Now, a new research study finds that a diet moderately high in grape seed extract can blunt salt (sodium chloride)-sensitive hypertension to about the same extent as treatment with either plant estrogens or 17-estradiol. This suggests that mechanisms other than the estrogen receptor activation actually provides the beneficial effects of estrogen therapy and that grape seed extract may be a useful supplement to blunt hypertension and other cardiovascular symptoms in postmenopausal women.
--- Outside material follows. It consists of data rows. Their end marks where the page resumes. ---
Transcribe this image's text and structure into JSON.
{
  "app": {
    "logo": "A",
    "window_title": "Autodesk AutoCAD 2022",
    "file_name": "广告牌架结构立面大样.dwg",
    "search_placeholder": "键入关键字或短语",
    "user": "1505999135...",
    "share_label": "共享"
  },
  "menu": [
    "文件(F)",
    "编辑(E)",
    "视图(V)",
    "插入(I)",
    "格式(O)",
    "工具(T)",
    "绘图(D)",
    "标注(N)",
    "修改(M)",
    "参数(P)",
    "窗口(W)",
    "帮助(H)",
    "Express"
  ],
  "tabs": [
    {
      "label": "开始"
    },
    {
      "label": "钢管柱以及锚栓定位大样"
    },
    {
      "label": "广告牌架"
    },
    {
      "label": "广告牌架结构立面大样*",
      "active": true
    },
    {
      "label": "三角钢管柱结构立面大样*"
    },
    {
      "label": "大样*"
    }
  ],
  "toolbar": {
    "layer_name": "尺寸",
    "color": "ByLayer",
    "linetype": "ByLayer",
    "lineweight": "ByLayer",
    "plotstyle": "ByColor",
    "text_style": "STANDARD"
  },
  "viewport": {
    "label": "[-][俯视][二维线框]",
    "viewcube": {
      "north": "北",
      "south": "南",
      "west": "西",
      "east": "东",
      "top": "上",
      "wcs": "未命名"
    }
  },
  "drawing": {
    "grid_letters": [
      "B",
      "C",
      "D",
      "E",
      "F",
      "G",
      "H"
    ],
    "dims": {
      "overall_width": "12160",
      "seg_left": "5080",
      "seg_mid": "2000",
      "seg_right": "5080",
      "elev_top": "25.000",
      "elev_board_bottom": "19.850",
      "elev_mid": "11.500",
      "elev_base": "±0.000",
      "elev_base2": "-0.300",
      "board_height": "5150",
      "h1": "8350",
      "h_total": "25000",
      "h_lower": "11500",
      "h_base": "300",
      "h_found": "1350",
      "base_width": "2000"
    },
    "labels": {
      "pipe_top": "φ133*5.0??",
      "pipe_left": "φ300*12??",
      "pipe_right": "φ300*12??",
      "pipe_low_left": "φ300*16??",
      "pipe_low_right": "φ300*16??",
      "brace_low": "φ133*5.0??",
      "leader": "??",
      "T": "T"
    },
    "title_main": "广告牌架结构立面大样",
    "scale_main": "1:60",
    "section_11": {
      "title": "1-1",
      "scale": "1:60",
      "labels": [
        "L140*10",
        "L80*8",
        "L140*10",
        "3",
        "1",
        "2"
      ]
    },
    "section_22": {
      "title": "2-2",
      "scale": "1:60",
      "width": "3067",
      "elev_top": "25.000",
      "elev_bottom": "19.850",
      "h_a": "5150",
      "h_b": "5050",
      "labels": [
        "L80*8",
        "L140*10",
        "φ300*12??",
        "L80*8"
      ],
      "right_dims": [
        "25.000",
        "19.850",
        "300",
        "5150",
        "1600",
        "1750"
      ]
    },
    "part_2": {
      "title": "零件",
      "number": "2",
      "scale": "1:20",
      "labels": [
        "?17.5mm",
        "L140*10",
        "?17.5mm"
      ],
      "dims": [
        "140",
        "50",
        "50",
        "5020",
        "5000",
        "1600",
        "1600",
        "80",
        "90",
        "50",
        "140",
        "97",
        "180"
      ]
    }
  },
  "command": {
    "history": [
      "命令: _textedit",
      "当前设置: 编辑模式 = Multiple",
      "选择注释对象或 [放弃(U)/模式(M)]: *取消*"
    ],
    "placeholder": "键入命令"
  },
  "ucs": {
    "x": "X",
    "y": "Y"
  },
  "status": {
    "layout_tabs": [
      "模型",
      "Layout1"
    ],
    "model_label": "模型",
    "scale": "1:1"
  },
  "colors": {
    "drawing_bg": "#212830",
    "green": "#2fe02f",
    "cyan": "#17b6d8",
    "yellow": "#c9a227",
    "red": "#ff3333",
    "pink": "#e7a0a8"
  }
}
These findings may be significant for the increasing number of women entering middle age. It is estimated that between 40 and 50 million Americans have hypertension, which is indicated when an individual's systolic or diastolic blood pressure is maintained above 140 mm Hg or 90 mm Hg, respectively. This debilitating medical disorder becomes more prevalent with increasing age, and at all ages and in both sexes it afflicts African-Americans more often than whites. Men with hypertension outnumber women with hypertension during young adulthood and early middle age, but hypertension rapidly increases in women after the age of menopause, and they soon outnumber men with hypertension.
Hypertension is strongly, continuously, and independently related to coronary artery disease (CAD), stroke, renal disease, and all-cause mortality. Past research has fou
Contact: Donna Krupa
American Physiological Society